My colleagues Chad Aldeman and Ashley LiBetti Mitchel have written a great paper looking at the current state of teacher preparation and the failure of both input-based and outcomes-focused efforts to address the grave weaknesses in our current method of preparing teachers.
I deeply concur with Chad’s and Ashley’s overall diagnosis and find their proposals compelling, but one piece of the picture here could use further discussion. Ashley and Chad are largely right that we actually don’t know enough about what prospective teachers need to learn and know, or how to effectively impart key knowledge and skills to them, to support existing mandates. That said, we do know quite a bit more about effective practices for early language and literacy instruction in the early childhood and elementary grades, as well as effective practices for early childhood teaching, and we are developing something of a knowledge base around strategies that work for building teachers’ knowledge and skills to implement these practices in the classroom. Yet for all the requirements our teacher preparation policies currently impose on preparation programs and prospective teachers, they often don’t ensure that early childhood and elementary school teachers are building knowledge and skills in the things we know they need to know.
The sad irony is that, in the areas where we have the strongest evidence base about what teachers need to know and be able to do, we often impose the fewest requirements.

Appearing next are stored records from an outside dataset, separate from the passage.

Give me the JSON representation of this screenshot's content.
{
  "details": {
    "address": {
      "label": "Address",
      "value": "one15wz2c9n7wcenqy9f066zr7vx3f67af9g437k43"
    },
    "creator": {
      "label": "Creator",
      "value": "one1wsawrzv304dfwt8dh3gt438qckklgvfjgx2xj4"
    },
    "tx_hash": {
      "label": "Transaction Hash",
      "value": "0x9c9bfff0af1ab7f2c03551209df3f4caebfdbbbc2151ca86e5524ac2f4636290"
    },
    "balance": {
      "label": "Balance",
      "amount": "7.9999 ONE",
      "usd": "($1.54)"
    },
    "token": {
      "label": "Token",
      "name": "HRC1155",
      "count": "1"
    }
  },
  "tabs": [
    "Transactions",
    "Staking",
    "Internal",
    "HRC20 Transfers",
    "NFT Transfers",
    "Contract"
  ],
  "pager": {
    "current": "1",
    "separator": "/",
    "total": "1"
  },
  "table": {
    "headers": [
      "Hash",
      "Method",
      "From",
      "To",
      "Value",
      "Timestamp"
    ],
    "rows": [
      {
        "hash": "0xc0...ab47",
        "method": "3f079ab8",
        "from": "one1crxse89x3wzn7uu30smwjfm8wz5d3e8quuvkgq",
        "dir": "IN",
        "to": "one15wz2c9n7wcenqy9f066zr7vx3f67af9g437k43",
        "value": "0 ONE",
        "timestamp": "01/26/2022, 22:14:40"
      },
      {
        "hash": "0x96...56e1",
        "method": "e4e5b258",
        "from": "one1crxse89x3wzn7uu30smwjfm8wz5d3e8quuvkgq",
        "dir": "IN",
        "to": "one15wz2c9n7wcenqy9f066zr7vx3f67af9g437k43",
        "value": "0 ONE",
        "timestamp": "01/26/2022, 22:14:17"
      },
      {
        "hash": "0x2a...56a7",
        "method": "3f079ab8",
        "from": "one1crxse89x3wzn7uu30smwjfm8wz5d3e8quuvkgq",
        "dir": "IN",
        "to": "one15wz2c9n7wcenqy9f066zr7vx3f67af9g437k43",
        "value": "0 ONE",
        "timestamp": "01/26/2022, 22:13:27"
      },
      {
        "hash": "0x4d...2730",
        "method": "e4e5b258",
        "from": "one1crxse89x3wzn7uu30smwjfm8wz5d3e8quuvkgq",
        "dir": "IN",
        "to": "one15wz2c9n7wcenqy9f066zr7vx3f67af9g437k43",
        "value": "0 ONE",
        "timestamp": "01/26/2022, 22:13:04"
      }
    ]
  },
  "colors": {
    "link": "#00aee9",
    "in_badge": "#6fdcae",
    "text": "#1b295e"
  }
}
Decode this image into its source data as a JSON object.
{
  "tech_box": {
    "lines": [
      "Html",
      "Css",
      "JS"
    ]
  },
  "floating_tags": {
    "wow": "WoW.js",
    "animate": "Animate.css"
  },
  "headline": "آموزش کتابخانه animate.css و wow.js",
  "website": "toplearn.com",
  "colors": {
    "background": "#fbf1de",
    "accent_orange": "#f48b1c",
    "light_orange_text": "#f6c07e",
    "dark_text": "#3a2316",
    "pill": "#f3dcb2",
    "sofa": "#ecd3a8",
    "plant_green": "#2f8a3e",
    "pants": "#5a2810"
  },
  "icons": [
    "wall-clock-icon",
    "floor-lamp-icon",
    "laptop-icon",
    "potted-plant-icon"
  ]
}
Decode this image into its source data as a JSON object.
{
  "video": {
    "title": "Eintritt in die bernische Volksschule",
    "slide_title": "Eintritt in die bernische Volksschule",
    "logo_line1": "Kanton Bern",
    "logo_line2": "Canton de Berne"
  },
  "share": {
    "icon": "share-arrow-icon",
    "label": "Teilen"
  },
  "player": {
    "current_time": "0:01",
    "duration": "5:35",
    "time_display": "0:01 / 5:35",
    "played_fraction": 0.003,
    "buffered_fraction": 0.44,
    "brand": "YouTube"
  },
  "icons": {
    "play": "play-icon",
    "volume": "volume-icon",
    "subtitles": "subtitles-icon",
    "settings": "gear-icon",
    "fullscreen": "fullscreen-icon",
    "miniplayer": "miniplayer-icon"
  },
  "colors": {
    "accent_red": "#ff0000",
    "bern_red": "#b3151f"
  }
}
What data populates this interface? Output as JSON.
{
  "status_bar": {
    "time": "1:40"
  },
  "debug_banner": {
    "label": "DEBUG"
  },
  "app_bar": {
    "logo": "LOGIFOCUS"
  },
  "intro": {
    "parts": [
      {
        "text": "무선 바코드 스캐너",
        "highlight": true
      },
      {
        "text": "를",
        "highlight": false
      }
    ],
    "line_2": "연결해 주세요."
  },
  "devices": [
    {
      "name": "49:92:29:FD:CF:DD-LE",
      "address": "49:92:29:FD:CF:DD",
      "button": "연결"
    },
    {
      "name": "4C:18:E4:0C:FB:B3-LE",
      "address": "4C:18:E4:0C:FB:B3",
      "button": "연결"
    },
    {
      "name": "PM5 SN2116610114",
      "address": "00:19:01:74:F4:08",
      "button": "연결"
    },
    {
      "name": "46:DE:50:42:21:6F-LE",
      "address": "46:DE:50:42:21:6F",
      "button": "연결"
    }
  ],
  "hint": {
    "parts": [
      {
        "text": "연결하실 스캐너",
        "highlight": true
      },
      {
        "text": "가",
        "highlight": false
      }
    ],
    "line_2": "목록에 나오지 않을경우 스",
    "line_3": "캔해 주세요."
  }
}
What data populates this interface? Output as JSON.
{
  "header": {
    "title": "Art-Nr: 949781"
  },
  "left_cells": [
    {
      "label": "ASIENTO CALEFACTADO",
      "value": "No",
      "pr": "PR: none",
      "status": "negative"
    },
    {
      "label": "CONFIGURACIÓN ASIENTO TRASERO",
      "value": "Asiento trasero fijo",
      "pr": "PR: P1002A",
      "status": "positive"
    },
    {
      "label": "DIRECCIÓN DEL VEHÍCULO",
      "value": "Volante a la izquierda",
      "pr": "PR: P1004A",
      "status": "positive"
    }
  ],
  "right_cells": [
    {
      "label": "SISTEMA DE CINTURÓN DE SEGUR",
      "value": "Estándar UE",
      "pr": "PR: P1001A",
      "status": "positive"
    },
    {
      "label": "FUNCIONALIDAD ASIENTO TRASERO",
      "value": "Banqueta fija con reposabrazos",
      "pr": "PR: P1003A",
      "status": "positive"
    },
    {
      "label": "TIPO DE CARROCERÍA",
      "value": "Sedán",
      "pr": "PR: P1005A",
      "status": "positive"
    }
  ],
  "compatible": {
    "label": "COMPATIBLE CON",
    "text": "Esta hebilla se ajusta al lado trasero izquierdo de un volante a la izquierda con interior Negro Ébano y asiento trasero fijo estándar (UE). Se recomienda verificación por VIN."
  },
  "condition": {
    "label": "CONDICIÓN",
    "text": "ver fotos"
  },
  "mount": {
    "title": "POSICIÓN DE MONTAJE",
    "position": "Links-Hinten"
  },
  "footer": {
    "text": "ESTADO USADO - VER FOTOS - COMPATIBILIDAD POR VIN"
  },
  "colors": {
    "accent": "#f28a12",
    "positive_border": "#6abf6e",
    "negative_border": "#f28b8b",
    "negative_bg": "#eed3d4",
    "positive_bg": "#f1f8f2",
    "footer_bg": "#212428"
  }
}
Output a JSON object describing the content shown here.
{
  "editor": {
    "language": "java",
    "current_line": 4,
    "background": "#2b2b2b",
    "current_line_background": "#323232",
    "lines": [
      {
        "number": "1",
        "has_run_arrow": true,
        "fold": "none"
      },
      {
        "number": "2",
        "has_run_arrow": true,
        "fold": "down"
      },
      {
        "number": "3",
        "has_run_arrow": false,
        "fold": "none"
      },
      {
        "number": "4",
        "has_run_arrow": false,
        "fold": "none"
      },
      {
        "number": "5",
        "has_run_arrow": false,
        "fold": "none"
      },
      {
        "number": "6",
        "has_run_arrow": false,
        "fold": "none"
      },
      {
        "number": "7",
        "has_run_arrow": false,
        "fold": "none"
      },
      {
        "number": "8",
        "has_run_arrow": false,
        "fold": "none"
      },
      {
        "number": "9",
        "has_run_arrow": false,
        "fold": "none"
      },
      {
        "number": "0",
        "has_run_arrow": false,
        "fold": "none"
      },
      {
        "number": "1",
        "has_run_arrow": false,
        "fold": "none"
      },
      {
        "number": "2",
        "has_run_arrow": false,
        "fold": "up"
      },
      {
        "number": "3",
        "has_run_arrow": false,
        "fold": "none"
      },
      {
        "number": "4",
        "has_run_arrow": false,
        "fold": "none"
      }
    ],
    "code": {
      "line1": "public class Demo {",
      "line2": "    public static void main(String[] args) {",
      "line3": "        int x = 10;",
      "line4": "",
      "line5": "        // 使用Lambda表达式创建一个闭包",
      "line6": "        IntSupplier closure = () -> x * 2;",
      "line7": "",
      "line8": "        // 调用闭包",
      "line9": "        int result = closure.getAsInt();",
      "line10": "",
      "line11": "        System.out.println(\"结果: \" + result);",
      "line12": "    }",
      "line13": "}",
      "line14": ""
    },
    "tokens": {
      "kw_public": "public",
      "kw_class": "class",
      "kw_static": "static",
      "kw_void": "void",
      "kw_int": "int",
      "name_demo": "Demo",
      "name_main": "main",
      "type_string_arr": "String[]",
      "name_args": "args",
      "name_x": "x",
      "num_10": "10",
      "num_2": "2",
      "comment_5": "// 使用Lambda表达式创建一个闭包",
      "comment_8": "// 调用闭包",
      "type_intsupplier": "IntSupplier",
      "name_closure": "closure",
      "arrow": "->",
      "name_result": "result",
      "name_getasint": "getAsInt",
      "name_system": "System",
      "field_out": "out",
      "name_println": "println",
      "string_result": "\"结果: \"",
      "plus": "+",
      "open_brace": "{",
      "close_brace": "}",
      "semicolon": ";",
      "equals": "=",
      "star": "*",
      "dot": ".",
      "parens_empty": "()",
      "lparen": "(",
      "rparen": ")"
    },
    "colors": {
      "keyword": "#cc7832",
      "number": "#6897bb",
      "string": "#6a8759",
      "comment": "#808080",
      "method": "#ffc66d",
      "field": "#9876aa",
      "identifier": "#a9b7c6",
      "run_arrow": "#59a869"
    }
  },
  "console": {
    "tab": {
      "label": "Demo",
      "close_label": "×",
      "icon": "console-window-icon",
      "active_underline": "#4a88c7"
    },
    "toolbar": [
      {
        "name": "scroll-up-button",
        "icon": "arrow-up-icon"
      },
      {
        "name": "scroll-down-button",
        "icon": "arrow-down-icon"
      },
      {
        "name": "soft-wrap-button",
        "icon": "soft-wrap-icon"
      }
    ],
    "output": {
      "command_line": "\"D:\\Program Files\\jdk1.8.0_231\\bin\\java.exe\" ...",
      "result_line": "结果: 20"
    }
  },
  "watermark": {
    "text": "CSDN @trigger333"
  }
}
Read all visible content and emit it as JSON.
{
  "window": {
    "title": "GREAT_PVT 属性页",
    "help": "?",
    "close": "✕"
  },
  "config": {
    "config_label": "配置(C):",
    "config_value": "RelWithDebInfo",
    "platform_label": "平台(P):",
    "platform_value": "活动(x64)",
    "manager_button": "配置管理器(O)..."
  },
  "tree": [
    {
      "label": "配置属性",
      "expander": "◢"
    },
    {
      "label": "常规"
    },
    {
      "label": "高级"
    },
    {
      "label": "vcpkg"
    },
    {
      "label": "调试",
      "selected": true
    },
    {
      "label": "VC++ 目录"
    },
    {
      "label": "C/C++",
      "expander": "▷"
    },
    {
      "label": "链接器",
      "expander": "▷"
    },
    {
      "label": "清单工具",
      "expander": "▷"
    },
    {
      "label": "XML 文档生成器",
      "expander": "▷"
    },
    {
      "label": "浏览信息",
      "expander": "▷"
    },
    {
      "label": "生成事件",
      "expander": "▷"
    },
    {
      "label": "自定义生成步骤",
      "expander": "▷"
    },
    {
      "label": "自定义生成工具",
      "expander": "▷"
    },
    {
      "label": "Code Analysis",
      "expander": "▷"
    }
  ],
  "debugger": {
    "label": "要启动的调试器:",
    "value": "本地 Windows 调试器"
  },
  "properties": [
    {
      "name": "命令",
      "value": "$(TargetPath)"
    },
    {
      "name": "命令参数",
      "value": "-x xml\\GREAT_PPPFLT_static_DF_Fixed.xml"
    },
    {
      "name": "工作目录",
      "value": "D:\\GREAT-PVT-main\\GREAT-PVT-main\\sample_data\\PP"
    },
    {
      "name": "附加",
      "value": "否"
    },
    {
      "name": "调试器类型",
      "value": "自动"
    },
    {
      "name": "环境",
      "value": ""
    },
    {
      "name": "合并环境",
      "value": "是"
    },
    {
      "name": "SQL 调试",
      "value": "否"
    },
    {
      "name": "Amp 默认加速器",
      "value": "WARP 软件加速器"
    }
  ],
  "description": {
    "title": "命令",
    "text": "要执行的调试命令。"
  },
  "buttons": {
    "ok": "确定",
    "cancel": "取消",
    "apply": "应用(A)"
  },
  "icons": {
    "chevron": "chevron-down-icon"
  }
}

In K-12, we impose a lot of requirements on prospective teachers with very little evidence that they make a difference. Yet in early childhood, states often allow teachers to teach without a bachelor’s degree or much training in early childhood development or effective practices. In other words, we’ve got it backwards.
So here’s my modest proposal to add to Chad’s and Ashley’s: Why don’t we flip the equation and transfer a portion of the billions spent annually on teacher preparation (Ashley and Chad calculate some $4.85 billion annually) from K-12 preparation we don’t know works to instead supporting prospective early childhood teachers to develop the skills research shows they need. That doesn’t mean, as some advocates argue, pushing early childhood educators into a system that looks like the current K-12 preparation system–Ashley and Chad make a strong case against that. Rather it means we need to build new systems of early childhood educator preparation that reflect the research and evidence on quality early childhood teaching and what early childhood educators need to know, and also incorporate many of the principles Chad and Ashley outline to overall K-12 teacher prep. (I’d also argue that we should then expand that system to prepare teachers and leaders for the early elementary grades and as well–but that’s a topic for another blog post).